#### Task
What is needed is each line of the data below that holds the string "https".

BEGIN Material for this task

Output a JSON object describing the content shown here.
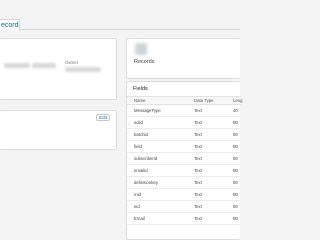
{
  "tabs": [
    {
      "label": "ecords"
    }
  ],
  "details": {
    "owner_label": "Owner"
  },
  "description_panel": {
    "edit_label": "Edit"
  },
  "record_summary": {
    "title": "Records"
  },
  "fields_table": {
    "title": "Fields",
    "columns": [
      "Name",
      "Data Type",
      "Leng"
    ],
    "rows": [
      {
        "name": "MessageType",
        "type": "Text",
        "length": "40"
      },
      {
        "name": "solid",
        "type": "Text",
        "length": "50"
      },
      {
        "name": "batchid",
        "type": "Text",
        "length": "50"
      },
      {
        "name": "field",
        "type": "Text",
        "length": "50"
      },
      {
        "name": "subscriberid",
        "type": "Text",
        "length": "50"
      },
      {
        "name": "emailid",
        "type": "Text",
        "length": "50"
      },
      {
        "name": "definitionkey",
        "type": "Text",
        "length": "50"
      },
      {
        "name": "mid",
        "type": "Text",
        "length": "50"
      },
      {
        "name": "eid",
        "type": "Text",
        "length": "50"
      },
      {
        "name": "Email",
        "type": "Text",
        "length": "50"
      }
    ]
  }
}
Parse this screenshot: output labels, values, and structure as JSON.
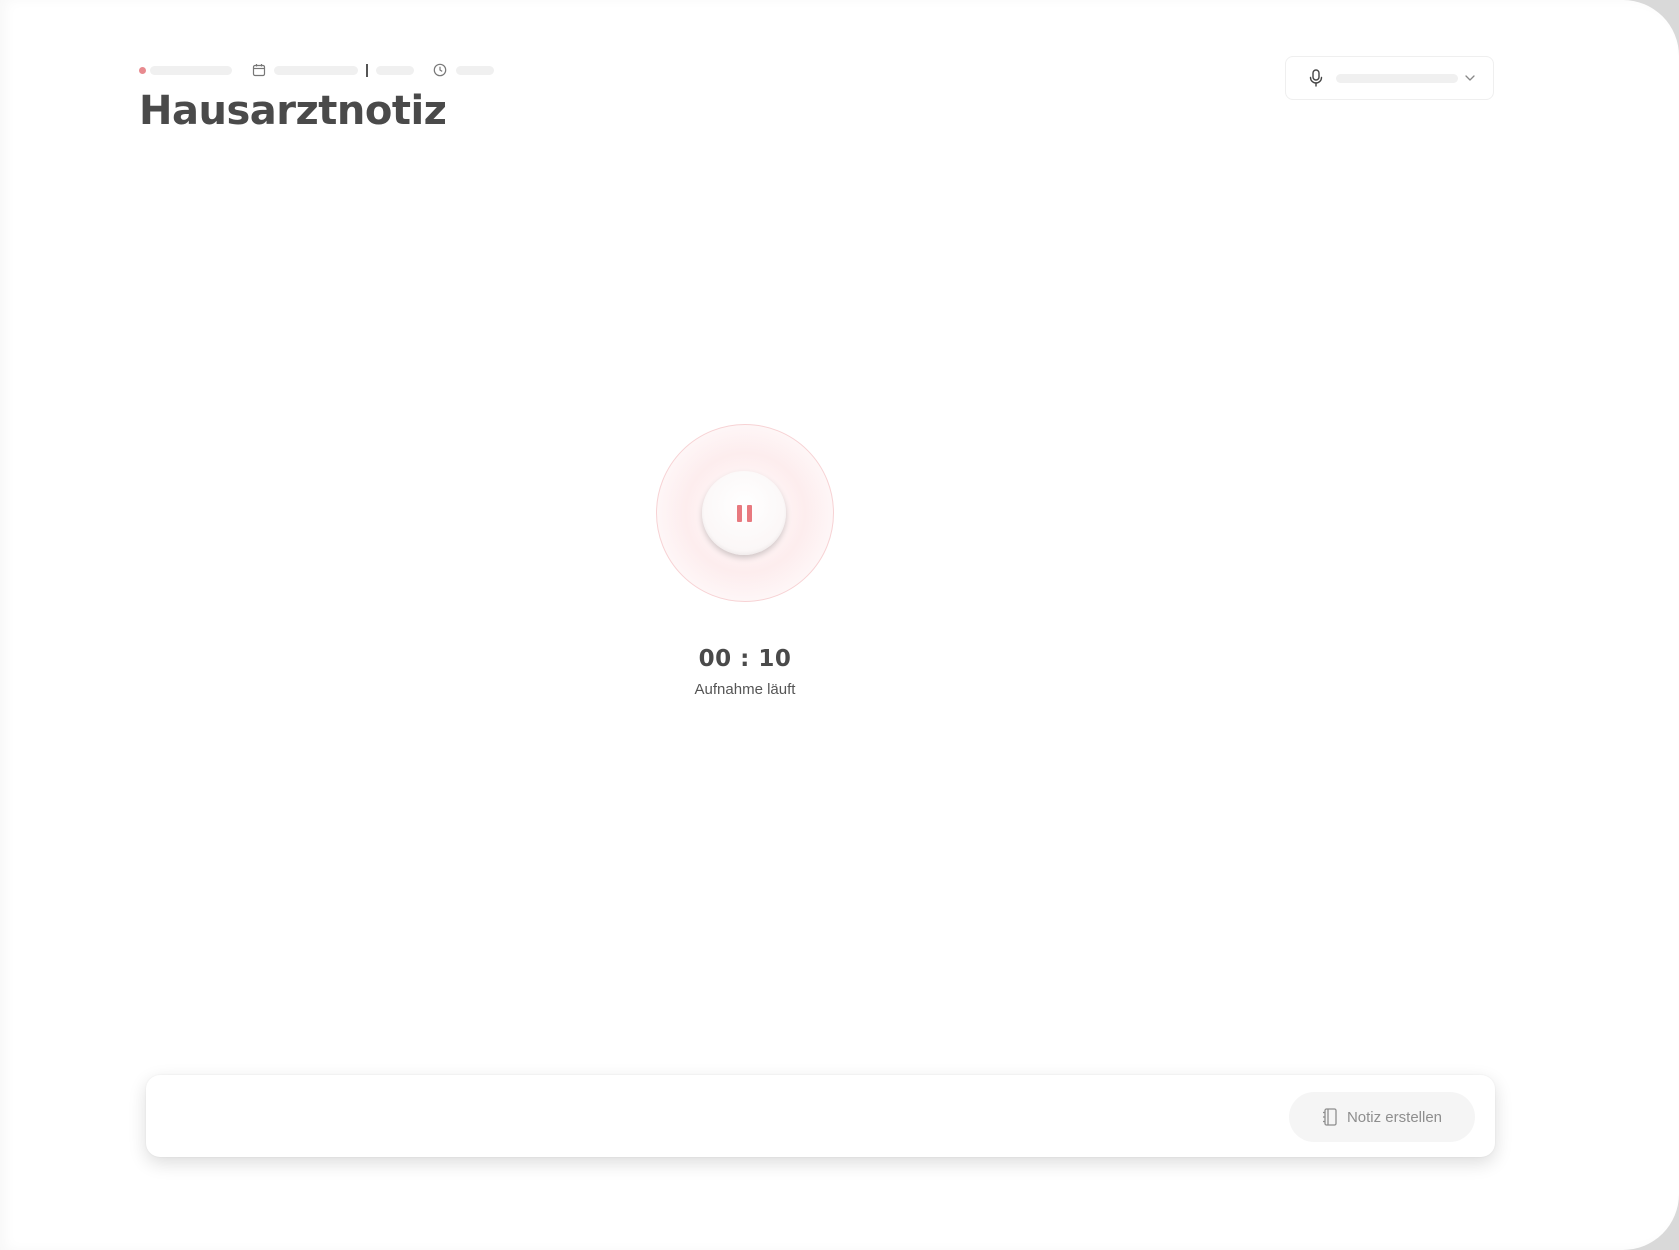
{
  "header": {
    "title": "Hausarztnotiz",
    "meta": {
      "status_icon": "status-dot",
      "date_icon": "calendar-icon",
      "time_icon": "clock-icon",
      "separator": "|"
    }
  },
  "microphone": {
    "icon": "microphone-icon",
    "dropdown_icon": "chevron-down-icon"
  },
  "recorder": {
    "timer": "00 : 10",
    "status": "Aufnahme läuft",
    "button_icon": "pause-icon",
    "accent_color": "#e8797f"
  },
  "footer": {
    "create_note_label": "Notiz erstellen",
    "create_note_icon": "notebook-icon"
  },
  "colors": {
    "title": "#4a4a4a",
    "status_dot": "#e88a8f",
    "ring": "#f7d2d4",
    "button_bg": "#f5f5f5"
  }
}
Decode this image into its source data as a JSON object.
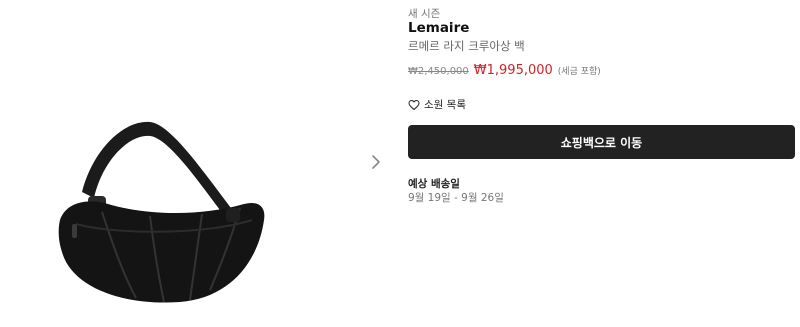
{
  "product": {
    "badge": "새 시즌",
    "brand": "Lemaire",
    "name": "르메르 라지 크루아상 백",
    "image_icon": "crossbody-bag-image",
    "price": {
      "original": "₩2,450,000",
      "sale": "₩1,995,000",
      "tax_note": "(세금 포함)",
      "sale_color": "#d2232a"
    }
  },
  "gallery": {
    "next_icon": "chevron-right-icon"
  },
  "wishlist": {
    "icon": "heart-outline-icon",
    "label": "소원 목록"
  },
  "cart": {
    "label": "쇼핑백으로 이동",
    "color": "#222222"
  },
  "delivery": {
    "title": "예상 배송일",
    "dates": "9월 19일 - 9월 26일"
  }
}
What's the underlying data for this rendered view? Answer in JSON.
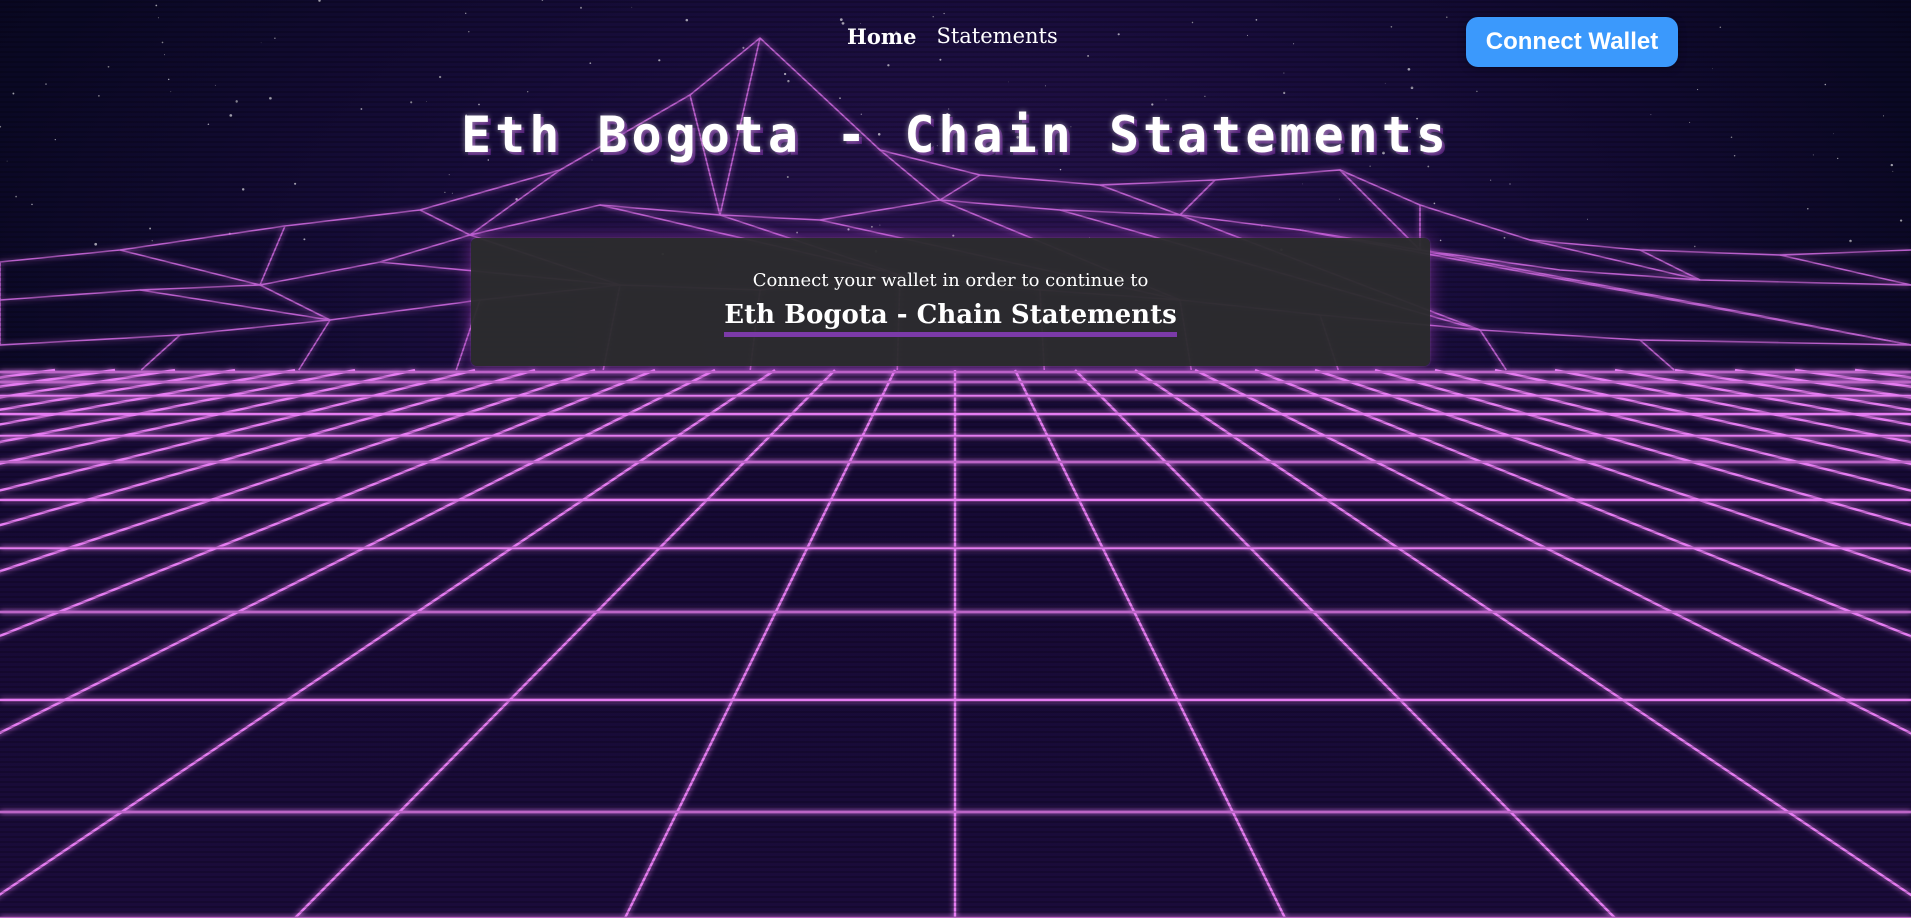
{
  "nav": {
    "items": [
      {
        "label": "Home",
        "active": true
      },
      {
        "label": "Statements",
        "active": false
      }
    ]
  },
  "header": {
    "connect_label": "Connect Wallet"
  },
  "hero": {
    "title": "Eth Bogota - Chain Statements"
  },
  "card": {
    "subtitle": "Connect your wallet in order to continue to",
    "app_name": "Eth Bogota - Chain Statements"
  },
  "colors": {
    "accent": "#3b99fc",
    "grid": "#e070f0",
    "underline": "#7b3aa8",
    "card_bg": "#2c2c2e"
  }
}
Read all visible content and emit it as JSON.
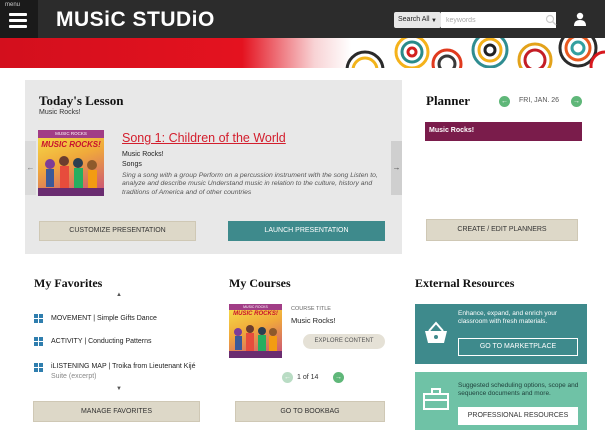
{
  "header": {
    "menu_label": "menu",
    "logo": "MUSiC STUDiO",
    "search_scope": "Search All",
    "search_placeholder": "keywords"
  },
  "todays_lesson": {
    "title": "Today's Lesson",
    "subtitle": "Music Rocks!",
    "cover_top": "MUSIC ROCKS",
    "cover_title": "MUSIC ROCKS!",
    "song_link": "Song 1: Children of the World",
    "book": "Music Rocks!",
    "category": "Songs",
    "description": "Sing a song with a group Perform on a percussion instrument with the song Listen to, analyze and describe music Understand music in relation to the culture, history and traditions of America and of other countries",
    "customize_btn": "CUSTOMIZE PRESENTATION",
    "launch_btn": "LAUNCH PRESENTATION"
  },
  "planner": {
    "title": "Planner",
    "date": "FRI, JAN. 26",
    "entry": "Music Rocks!",
    "edit_btn": "CREATE / EDIT PLANNERS"
  },
  "favorites": {
    "title": "My Favorites",
    "items": [
      {
        "label": "MOVEMENT | Simple Gifts Dance",
        "sub": ""
      },
      {
        "label": "ACTIVITY | Conducting Patterns",
        "sub": ""
      },
      {
        "label": "iLISTENING MAP | Troika from Lieutenant Kijé",
        "sub": "Suite (excerpt)"
      }
    ],
    "manage_btn": "MANAGE FAVORITES"
  },
  "courses": {
    "title": "My Courses",
    "course_label": "COURSE TITLE",
    "course_name": "Music Rocks!",
    "cover_top": "MUSIC ROCKS",
    "cover_title": "MUSIC ROCKS!",
    "explore_btn": "EXPLORE CONTENT",
    "page": "1",
    "of": "of",
    "total": "14",
    "bookbag_btn": "GO TO BOOKBAG"
  },
  "resources": {
    "title": "External Resources",
    "marketplace_text": "Enhance, expand, and enrich your classroom with fresh materials.",
    "marketplace_btn": "GO TO MARKETPLACE",
    "professional_text": "Suggested scheduling options, scope and sequence documents and more.",
    "professional_btn": "PROFESSIONAL RESOURCES",
    "marketplace_color": "#3e8a8c",
    "professional_color": "#6fc2a6"
  }
}
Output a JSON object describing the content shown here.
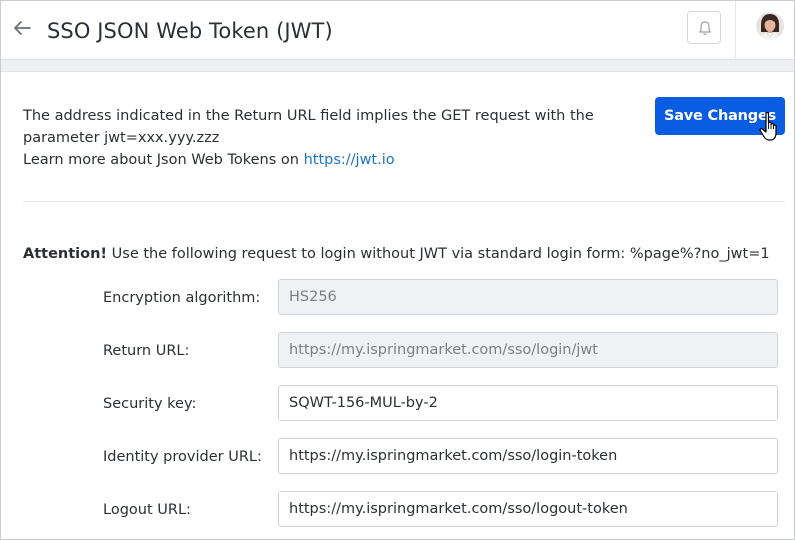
{
  "header": {
    "title": "SSO JSON Web Token (JWT)",
    "back_icon": "arrow-left-icon",
    "notifications_icon": "bell-icon"
  },
  "intro": {
    "line1": "The address indicated in the Return URL field implies the GET request with the",
    "line2": "parameter jwt=xxx.yyy.zzz",
    "line3_prefix": "Learn more about Json Web Tokens on ",
    "link_text": "https://jwt.io"
  },
  "save_button": {
    "label": "Save Changes"
  },
  "attention": {
    "bold": "Attention!",
    "text": " Use the following request to login without JWT via standard login form: %page%?no_jwt=1"
  },
  "form": {
    "fields": [
      {
        "label": "Encryption algorithm:",
        "value": "HS256",
        "disabled": true
      },
      {
        "label": "Return URL:",
        "value": "https://my.ispringmarket.com/sso/login/jwt",
        "disabled": true
      },
      {
        "label": "Security key:",
        "value": "SQWT-156-MUL-by-2",
        "disabled": false
      },
      {
        "label": "Identity provider URL:",
        "value": "https://my.ispringmarket.com/sso/login-token",
        "disabled": false
      },
      {
        "label": "Logout URL:",
        "value": "https://my.ispringmarket.com/sso/logout-token",
        "disabled": false
      }
    ]
  },
  "colors": {
    "accent": "#0a5ce0",
    "link": "#1a73c8",
    "disabled_bg": "#f0f1f3"
  }
}
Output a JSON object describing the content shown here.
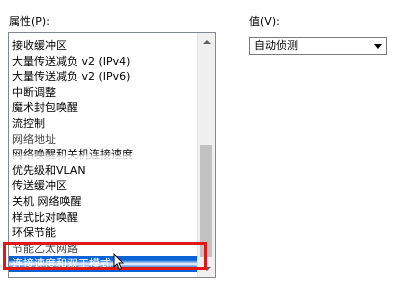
{
  "properties": {
    "label": "属性(P):",
    "items": [
      {
        "label": "接收缓冲区"
      },
      {
        "label": "大量传送减负 v2 (IPv4)"
      },
      {
        "label": "大量传送减负 v2 (IPv6)"
      },
      {
        "label": "中断调整"
      },
      {
        "label": "魔术封包唤醒"
      },
      {
        "label": "流控制"
      },
      {
        "label": "网络地址"
      },
      {
        "label": "网络唤醒和关机连接速度"
      },
      {
        "label": "优先级和VLAN"
      },
      {
        "label": "传送缓冲区"
      },
      {
        "label": "关机 网络唤醒"
      },
      {
        "label": "样式比对唤醒"
      },
      {
        "label": "环保节能"
      },
      {
        "label": "节能乙太网路"
      },
      {
        "label": "连接速度和双工模式"
      }
    ],
    "selected_index": 14
  },
  "value": {
    "label": "值(V):",
    "selected": "自动侦测"
  },
  "icons": {
    "scroll_up": "chevron-up-icon",
    "scroll_down": "chevron-down-icon",
    "dropdown": "dropdown-arrow-icon",
    "cursor": "mouse-pointer-icon"
  },
  "colors": {
    "selection": "#0a64d8",
    "highlight_box": "#e01818"
  }
}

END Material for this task

#### Response to this task
    "link_text": "https://jwt.io"
        "value": "https://my.ispringmarket.com/sso/login/jwt",
        "value": "https://my.ispringmarket.com/sso/login-token",
        "value": "https://my.ispringmarket.com/sso/logout-token",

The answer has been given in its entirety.